▸ **About this exercise**
Looking at each line of the data below, tally those that contain the word "JSON" and give only the total.

▸ **Provided entries**
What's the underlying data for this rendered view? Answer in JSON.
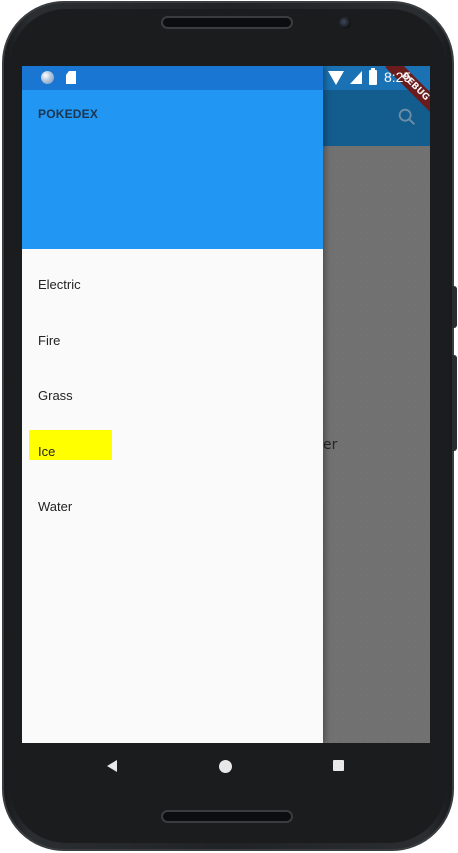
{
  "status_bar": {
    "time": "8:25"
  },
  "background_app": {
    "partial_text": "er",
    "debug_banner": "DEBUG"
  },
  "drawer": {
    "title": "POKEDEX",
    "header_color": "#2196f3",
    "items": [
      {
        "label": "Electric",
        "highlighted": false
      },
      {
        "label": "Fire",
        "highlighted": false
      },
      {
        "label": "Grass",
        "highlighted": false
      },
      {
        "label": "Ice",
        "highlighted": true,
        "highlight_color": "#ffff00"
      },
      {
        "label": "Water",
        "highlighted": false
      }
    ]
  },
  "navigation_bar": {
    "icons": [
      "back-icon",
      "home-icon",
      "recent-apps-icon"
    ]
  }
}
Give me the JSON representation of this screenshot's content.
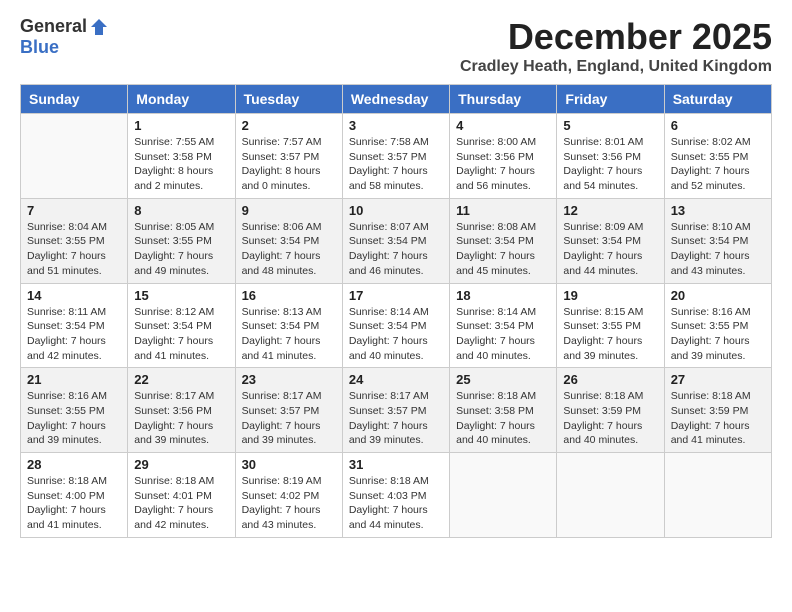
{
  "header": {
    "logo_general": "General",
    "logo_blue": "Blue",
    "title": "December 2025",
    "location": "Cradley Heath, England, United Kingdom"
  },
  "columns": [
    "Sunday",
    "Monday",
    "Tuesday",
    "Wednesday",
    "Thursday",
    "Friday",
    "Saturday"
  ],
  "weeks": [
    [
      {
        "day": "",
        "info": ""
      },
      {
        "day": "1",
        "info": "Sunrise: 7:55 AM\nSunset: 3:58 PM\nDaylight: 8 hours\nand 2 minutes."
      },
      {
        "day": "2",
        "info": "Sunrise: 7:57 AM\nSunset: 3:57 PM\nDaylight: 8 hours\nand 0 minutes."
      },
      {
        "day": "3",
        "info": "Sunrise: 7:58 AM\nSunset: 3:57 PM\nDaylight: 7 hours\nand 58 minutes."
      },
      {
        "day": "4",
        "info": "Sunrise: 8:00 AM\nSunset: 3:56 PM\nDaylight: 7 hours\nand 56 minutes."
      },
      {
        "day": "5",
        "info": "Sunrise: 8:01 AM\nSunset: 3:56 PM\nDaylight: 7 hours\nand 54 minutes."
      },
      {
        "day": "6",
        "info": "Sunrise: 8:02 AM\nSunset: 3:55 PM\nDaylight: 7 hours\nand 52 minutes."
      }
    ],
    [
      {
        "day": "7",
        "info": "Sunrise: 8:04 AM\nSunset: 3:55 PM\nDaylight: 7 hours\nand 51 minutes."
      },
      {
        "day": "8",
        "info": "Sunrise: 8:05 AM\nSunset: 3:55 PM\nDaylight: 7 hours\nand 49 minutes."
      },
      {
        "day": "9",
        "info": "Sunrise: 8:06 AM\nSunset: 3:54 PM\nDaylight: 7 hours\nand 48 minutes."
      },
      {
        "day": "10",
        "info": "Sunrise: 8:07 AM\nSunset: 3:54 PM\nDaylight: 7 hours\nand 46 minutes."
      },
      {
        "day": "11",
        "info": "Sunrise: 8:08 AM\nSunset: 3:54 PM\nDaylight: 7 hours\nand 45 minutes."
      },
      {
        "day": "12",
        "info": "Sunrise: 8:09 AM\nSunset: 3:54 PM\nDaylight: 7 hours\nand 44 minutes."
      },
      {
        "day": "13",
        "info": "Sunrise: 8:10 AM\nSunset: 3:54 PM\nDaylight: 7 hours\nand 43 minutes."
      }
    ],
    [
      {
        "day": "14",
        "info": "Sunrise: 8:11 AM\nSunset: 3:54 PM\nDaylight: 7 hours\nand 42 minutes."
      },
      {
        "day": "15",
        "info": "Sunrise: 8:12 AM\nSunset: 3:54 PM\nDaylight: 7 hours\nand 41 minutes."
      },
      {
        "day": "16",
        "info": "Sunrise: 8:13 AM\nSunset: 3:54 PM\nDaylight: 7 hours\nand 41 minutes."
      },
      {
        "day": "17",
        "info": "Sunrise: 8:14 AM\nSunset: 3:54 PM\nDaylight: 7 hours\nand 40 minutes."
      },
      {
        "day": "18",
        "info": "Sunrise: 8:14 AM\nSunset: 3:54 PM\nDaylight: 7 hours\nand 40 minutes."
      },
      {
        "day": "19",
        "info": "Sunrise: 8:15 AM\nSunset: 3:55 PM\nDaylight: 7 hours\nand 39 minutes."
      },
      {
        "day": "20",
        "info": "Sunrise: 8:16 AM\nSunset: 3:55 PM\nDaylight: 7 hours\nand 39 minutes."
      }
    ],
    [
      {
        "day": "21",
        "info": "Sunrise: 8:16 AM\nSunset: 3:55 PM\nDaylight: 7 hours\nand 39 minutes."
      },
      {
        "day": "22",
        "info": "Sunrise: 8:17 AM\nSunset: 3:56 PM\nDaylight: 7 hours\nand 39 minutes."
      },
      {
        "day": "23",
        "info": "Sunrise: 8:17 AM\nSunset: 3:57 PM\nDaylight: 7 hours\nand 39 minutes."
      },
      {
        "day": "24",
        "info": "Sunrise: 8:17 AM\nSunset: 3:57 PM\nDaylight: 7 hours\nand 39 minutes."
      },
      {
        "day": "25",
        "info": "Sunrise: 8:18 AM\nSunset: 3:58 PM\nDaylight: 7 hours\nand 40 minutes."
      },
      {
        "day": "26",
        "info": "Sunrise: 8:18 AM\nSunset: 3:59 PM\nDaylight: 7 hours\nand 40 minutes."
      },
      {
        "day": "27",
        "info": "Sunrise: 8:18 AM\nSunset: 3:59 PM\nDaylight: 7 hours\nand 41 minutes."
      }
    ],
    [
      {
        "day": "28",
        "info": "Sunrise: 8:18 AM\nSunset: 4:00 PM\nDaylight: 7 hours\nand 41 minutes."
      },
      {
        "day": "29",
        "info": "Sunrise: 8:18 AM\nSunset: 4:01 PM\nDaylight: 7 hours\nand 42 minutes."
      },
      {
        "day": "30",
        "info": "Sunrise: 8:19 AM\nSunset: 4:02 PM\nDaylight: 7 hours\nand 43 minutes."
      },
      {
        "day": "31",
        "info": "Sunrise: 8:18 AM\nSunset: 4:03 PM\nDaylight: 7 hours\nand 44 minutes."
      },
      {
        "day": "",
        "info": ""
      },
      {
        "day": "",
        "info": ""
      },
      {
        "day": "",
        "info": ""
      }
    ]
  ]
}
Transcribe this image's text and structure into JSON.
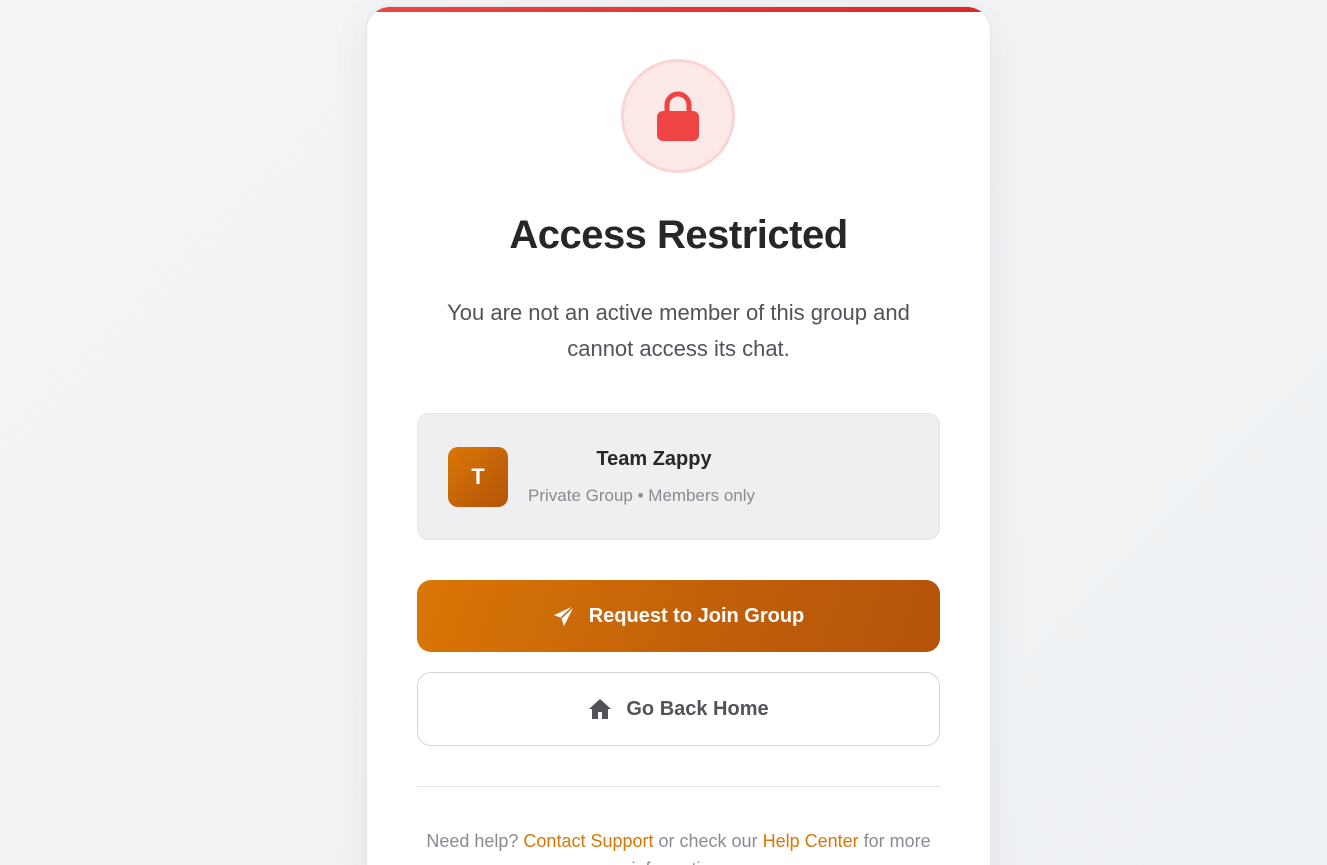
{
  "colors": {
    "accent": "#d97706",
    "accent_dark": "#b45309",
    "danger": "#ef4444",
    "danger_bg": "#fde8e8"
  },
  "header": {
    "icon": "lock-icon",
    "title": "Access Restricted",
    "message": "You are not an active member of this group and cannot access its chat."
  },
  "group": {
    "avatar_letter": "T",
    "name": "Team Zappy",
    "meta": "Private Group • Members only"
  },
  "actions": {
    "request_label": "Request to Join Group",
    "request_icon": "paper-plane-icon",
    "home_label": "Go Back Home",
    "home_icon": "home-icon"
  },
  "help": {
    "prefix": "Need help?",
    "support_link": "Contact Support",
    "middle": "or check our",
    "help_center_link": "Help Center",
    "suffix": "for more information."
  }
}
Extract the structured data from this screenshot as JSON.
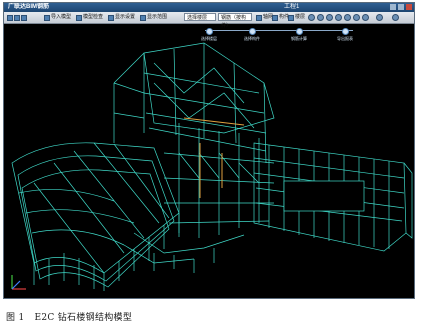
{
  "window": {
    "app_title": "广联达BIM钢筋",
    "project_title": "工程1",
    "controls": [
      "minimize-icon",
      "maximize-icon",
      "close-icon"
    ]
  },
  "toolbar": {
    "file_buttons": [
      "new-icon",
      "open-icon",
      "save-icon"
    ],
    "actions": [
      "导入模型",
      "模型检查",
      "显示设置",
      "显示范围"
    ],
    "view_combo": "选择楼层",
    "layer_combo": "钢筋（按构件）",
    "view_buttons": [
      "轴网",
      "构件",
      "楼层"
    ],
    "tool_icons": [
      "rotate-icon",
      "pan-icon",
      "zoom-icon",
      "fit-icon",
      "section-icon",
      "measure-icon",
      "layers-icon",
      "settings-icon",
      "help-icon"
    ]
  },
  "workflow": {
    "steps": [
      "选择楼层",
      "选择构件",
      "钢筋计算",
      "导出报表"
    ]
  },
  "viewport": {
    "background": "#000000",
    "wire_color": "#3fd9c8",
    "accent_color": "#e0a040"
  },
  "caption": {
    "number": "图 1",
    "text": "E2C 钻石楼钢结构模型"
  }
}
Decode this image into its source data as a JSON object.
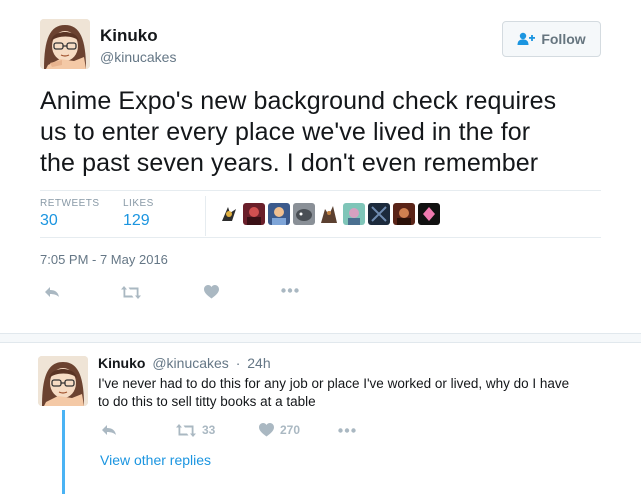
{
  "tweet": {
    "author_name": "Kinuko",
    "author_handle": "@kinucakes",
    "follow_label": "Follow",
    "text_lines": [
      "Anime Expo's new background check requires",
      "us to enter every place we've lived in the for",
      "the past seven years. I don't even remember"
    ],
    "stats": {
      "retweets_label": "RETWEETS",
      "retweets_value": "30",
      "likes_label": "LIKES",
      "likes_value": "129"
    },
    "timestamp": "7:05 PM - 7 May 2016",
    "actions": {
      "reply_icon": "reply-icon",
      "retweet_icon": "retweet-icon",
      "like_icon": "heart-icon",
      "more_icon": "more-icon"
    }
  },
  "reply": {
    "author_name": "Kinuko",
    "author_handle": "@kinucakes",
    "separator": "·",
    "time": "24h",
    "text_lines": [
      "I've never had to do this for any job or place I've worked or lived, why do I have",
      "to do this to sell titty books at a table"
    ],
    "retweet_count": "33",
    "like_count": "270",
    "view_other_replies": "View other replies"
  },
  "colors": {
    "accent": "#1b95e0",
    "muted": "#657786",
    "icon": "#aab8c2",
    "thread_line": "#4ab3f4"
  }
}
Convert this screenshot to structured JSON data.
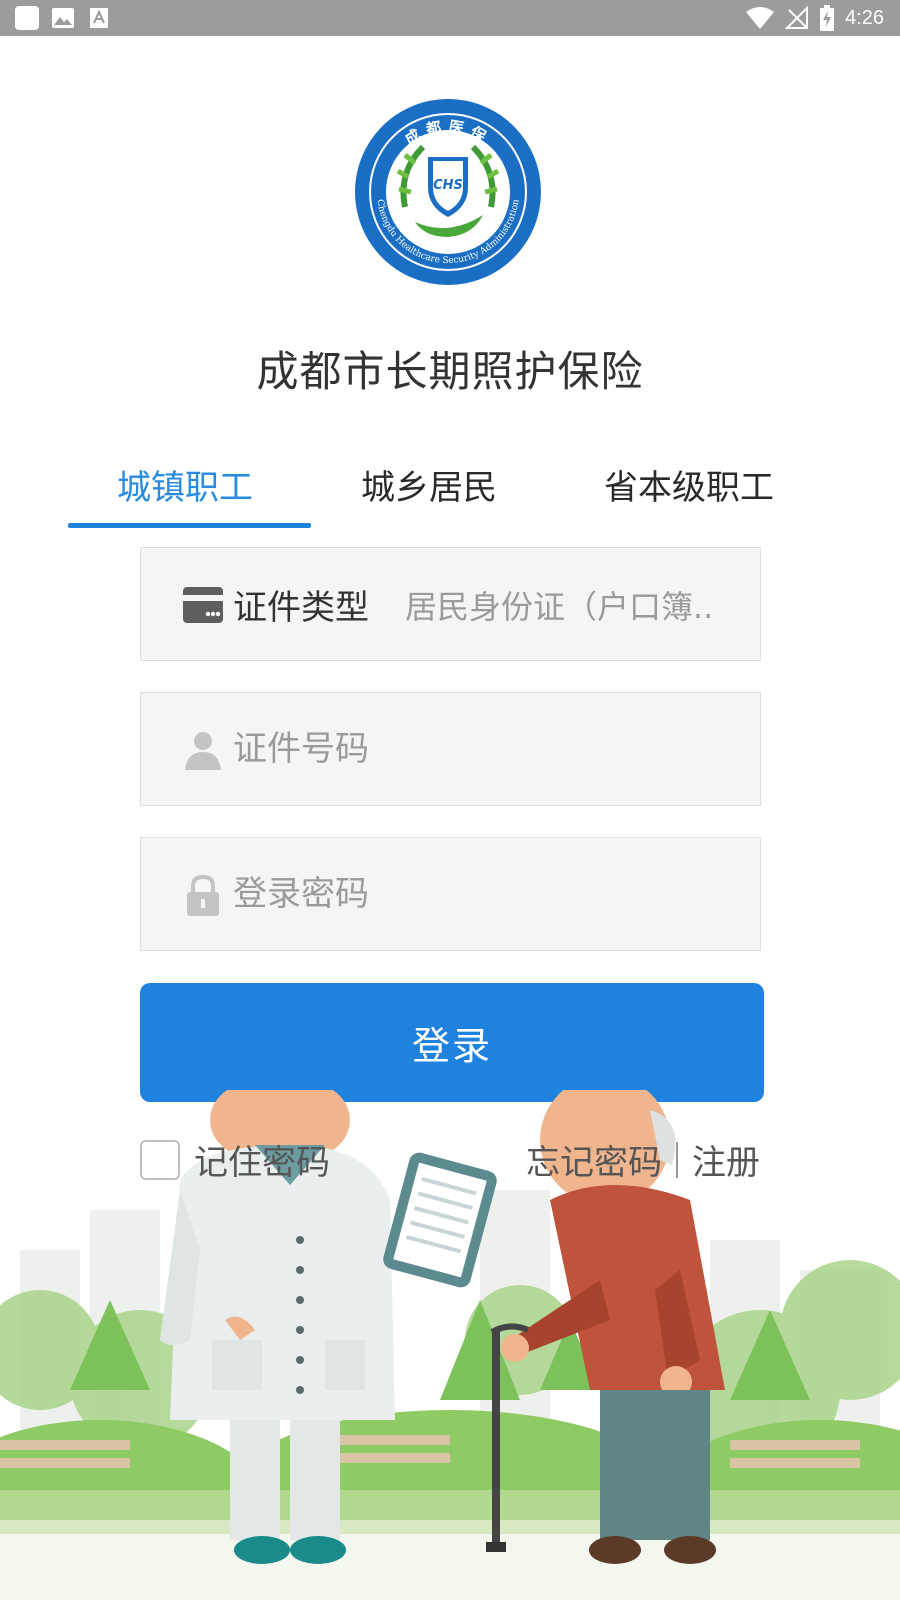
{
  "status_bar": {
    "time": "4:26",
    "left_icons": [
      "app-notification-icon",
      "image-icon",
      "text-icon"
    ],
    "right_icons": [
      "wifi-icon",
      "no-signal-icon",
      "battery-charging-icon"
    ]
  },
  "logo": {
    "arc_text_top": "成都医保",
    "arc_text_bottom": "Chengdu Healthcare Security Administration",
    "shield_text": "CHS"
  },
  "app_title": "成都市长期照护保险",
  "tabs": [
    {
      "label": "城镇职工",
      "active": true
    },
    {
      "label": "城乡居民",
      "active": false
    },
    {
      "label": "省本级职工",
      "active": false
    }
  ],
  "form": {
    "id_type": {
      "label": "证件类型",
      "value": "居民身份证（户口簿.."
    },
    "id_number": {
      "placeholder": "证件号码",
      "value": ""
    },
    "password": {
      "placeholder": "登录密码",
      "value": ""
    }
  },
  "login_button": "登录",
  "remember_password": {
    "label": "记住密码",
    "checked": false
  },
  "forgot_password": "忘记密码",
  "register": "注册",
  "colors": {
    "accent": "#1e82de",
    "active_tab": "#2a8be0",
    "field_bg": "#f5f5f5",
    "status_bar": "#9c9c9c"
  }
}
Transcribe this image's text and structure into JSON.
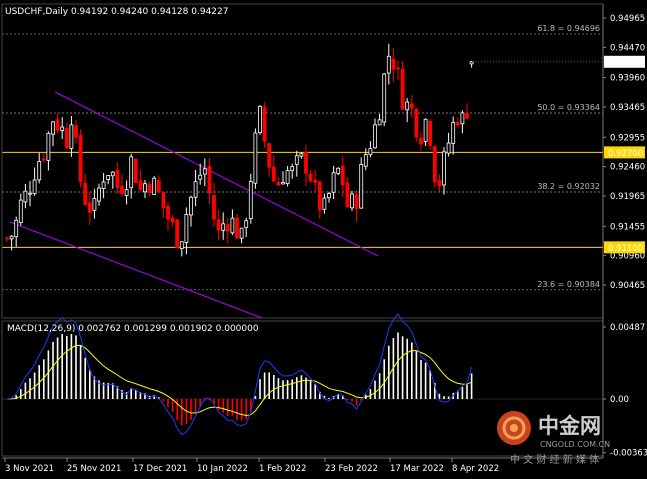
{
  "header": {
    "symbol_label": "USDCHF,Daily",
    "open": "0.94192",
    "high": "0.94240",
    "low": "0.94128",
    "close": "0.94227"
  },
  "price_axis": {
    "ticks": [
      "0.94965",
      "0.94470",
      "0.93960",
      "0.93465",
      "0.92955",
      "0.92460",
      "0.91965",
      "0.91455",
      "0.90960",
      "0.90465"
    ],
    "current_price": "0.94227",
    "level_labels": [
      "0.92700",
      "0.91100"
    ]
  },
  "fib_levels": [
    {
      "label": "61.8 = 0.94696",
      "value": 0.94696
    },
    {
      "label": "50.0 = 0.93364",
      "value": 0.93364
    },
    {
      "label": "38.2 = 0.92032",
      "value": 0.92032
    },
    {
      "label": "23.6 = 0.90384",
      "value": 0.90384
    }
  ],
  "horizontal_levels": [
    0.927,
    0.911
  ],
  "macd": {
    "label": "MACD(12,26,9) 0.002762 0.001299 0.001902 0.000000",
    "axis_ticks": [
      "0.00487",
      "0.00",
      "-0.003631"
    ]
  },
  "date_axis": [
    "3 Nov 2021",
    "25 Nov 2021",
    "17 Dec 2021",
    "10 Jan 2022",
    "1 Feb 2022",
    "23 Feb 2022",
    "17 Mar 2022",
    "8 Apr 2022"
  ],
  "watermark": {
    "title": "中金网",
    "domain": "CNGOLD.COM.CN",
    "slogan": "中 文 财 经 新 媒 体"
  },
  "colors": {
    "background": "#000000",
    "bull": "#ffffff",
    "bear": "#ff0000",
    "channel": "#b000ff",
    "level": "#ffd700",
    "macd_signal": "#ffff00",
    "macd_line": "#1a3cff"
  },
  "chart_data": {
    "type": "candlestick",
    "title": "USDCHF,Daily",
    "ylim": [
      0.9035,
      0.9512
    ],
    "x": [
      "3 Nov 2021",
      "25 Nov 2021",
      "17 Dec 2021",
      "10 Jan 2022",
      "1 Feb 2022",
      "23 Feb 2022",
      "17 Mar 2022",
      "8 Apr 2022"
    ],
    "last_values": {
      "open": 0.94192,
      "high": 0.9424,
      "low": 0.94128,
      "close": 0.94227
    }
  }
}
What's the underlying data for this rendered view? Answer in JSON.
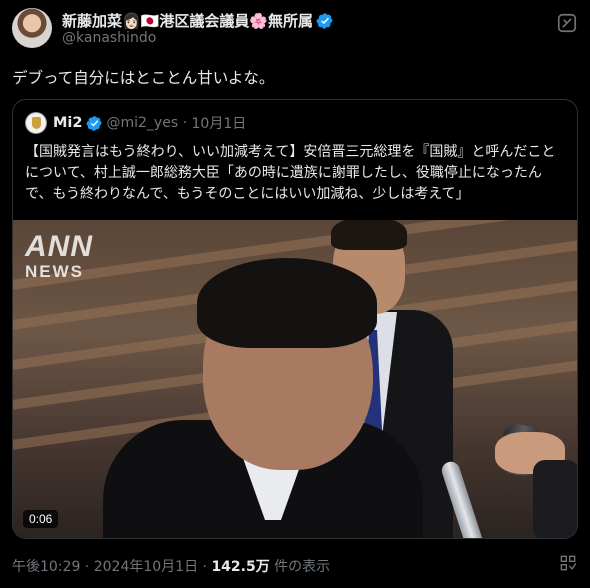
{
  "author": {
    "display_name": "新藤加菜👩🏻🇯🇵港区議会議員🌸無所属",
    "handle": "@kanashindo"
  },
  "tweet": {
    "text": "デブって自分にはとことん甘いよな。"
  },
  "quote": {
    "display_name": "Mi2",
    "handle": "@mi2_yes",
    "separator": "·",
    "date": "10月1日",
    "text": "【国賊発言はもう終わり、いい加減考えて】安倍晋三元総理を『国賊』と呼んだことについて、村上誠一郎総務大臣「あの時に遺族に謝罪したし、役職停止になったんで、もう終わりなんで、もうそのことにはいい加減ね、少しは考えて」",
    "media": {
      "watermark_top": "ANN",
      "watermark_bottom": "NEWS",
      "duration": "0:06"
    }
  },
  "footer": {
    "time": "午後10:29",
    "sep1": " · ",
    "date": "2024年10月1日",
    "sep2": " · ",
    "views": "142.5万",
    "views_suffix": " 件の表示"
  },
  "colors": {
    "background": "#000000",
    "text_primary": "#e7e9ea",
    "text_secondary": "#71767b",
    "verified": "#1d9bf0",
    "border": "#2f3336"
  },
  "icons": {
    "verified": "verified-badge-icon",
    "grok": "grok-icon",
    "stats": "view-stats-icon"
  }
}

▸ **Answer to the problem**
8